Fairfax County, Virginia is a stone’s throw from Washington, DC. The county is home to over 25,000 federal government employees and the headquarters of the Central Intelligence Agency. One hundred sixty years ago, the county was an important battlefield in a war where secessionist traitors fought the federal government to preserve the practice of owning other human beings. Yesterday, the Fairfax County Board voted to rename its federal highways that are currently named after the Confederacy’s two most well-known generals.
According to the Washington Post, the Fairfax County Board voted 9 to 1 to rename Lee-Jackson Memorial Highway and Lee Highway. The vote fell along party lines, where the nine Democratic board supervisors were for the name change, and the sole Republican supervisor was against it. The roadways named for Robert E. Lee and Stonewall Jackson will now be simply known by their federal route numbers. Lee-Jackson Memorial Highway will become U.S. Route 50, and Lee Highway will be referred to as U.S. Route 29.

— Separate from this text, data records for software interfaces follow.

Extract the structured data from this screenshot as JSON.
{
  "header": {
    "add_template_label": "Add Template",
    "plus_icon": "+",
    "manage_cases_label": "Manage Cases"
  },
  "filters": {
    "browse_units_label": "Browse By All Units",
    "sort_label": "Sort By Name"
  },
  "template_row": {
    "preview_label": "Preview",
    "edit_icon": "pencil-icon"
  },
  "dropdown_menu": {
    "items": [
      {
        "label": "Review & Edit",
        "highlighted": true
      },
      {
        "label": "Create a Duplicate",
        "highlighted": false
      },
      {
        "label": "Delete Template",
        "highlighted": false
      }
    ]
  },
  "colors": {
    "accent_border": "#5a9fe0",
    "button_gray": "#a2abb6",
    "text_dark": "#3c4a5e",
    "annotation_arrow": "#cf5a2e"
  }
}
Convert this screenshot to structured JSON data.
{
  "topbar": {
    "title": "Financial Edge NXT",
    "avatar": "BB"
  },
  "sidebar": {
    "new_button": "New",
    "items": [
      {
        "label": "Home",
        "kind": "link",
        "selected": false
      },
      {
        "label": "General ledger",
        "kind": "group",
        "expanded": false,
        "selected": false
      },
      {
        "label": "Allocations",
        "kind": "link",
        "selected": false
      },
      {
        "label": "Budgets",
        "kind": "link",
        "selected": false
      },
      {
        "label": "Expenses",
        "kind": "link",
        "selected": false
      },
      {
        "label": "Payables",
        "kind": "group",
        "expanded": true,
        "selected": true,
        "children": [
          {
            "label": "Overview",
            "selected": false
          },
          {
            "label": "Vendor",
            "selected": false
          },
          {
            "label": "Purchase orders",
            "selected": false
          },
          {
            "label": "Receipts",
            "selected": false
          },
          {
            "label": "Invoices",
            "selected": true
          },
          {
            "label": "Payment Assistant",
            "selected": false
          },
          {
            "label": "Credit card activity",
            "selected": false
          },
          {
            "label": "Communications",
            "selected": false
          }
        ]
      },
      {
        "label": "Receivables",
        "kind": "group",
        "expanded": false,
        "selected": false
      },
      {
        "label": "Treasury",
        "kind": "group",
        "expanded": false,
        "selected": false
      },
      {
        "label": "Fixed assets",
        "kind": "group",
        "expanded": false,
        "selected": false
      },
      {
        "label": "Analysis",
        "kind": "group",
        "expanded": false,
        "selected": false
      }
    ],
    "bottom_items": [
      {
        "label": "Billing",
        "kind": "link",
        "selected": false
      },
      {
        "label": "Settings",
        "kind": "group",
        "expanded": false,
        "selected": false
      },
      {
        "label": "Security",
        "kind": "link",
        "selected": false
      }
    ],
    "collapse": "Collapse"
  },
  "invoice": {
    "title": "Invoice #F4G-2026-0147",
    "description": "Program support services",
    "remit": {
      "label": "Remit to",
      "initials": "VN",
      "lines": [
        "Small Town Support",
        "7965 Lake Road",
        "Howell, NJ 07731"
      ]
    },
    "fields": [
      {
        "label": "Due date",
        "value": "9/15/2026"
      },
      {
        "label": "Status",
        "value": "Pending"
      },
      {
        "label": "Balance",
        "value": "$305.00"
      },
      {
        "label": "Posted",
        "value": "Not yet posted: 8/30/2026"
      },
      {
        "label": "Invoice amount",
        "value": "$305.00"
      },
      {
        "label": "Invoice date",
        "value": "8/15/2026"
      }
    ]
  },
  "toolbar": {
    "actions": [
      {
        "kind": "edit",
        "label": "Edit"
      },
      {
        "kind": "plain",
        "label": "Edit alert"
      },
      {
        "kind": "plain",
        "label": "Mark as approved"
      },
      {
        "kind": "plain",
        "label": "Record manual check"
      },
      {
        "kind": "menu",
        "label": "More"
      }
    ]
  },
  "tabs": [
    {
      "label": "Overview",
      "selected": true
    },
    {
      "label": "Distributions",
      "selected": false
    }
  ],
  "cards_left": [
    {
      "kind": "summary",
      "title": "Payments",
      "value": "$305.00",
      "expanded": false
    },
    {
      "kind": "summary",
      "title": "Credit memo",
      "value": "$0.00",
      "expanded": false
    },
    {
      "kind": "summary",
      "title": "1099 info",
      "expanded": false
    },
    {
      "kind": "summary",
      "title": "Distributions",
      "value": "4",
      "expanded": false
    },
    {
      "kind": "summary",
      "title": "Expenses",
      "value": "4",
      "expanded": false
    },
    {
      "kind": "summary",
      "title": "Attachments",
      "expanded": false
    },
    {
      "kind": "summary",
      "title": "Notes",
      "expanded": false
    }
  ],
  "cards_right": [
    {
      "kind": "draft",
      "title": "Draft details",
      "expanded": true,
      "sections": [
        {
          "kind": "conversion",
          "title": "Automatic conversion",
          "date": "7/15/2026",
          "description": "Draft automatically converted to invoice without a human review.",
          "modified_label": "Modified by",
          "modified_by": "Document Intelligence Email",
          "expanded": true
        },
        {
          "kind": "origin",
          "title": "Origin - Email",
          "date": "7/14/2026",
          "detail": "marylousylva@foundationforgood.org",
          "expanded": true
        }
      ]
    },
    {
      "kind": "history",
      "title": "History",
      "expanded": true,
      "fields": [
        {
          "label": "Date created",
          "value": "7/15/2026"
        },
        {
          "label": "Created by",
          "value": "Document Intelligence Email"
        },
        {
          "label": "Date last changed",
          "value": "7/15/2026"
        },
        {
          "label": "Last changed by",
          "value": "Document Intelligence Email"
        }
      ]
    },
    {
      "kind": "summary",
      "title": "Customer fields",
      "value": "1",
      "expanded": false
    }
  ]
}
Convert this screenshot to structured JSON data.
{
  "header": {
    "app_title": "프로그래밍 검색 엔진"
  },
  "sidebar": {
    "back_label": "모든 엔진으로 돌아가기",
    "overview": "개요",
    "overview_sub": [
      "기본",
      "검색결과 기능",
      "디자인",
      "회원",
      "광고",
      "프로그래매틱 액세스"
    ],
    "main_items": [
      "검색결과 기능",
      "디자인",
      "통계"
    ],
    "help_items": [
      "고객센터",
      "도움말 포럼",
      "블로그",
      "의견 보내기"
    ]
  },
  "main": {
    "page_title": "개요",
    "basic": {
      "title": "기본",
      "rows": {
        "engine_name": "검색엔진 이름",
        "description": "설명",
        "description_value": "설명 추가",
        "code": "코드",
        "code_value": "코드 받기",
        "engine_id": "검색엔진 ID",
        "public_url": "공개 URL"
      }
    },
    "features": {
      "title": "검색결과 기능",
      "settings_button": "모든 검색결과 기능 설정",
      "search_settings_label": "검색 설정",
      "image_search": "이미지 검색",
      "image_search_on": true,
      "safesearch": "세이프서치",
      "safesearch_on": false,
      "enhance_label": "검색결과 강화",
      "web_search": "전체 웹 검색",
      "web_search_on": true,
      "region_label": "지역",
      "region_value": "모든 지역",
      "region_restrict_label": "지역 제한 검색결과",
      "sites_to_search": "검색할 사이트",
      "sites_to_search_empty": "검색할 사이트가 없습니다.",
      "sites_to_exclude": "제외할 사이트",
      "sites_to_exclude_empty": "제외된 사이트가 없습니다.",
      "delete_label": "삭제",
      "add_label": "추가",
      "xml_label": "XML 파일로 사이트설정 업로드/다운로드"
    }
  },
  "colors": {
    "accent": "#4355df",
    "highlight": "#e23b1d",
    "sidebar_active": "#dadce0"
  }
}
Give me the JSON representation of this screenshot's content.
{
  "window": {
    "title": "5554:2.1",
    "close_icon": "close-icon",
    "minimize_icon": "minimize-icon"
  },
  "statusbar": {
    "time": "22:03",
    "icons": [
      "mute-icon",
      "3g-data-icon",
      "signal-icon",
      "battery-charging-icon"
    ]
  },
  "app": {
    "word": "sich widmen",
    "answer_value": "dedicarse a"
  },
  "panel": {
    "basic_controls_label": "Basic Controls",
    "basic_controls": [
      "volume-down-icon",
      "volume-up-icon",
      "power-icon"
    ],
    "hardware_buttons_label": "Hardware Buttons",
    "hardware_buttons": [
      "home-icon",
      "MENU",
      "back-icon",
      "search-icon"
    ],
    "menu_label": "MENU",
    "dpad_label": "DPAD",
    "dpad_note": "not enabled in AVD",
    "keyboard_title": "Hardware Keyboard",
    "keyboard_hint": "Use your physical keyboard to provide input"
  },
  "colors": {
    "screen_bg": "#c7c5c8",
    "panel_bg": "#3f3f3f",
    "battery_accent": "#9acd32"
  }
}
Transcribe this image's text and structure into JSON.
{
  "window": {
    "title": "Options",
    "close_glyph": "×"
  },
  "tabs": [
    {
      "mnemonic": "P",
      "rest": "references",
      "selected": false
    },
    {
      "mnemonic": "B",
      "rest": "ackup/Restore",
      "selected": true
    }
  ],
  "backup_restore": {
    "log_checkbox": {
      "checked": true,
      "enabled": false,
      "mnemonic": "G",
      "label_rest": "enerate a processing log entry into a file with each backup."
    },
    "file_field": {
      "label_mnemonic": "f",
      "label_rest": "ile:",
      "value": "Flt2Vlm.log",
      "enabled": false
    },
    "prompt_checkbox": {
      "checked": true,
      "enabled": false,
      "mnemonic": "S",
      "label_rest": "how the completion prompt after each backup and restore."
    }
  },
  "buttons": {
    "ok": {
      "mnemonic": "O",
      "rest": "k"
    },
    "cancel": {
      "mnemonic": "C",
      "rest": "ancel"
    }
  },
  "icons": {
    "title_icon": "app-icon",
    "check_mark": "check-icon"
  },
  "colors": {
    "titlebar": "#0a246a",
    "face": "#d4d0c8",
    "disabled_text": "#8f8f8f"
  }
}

Obviously, the Civil War predates the concept of a federal highway system by an extraordinary amount of time. The highways were named after Lee and Jackson in 1919 and 1921, roughly 55 years after the surrender at Appomattox Court House. The roadways received their names in the wake of the 1915 release of the wildly popular film The Birth of a Nation, the resulting surge in white nationalism and refounding of the Ku Klux Klan.
A contemporary comparison would be if states in 2022 started naming roads and streets after Alabama Governor George Wallace and other 1960s segregationists. The now-defunct highway names won’t fall out of informal use immediately, but over time the monikers originally intended to provoke racial hatred will fade from public consciousness into the dustbin of history.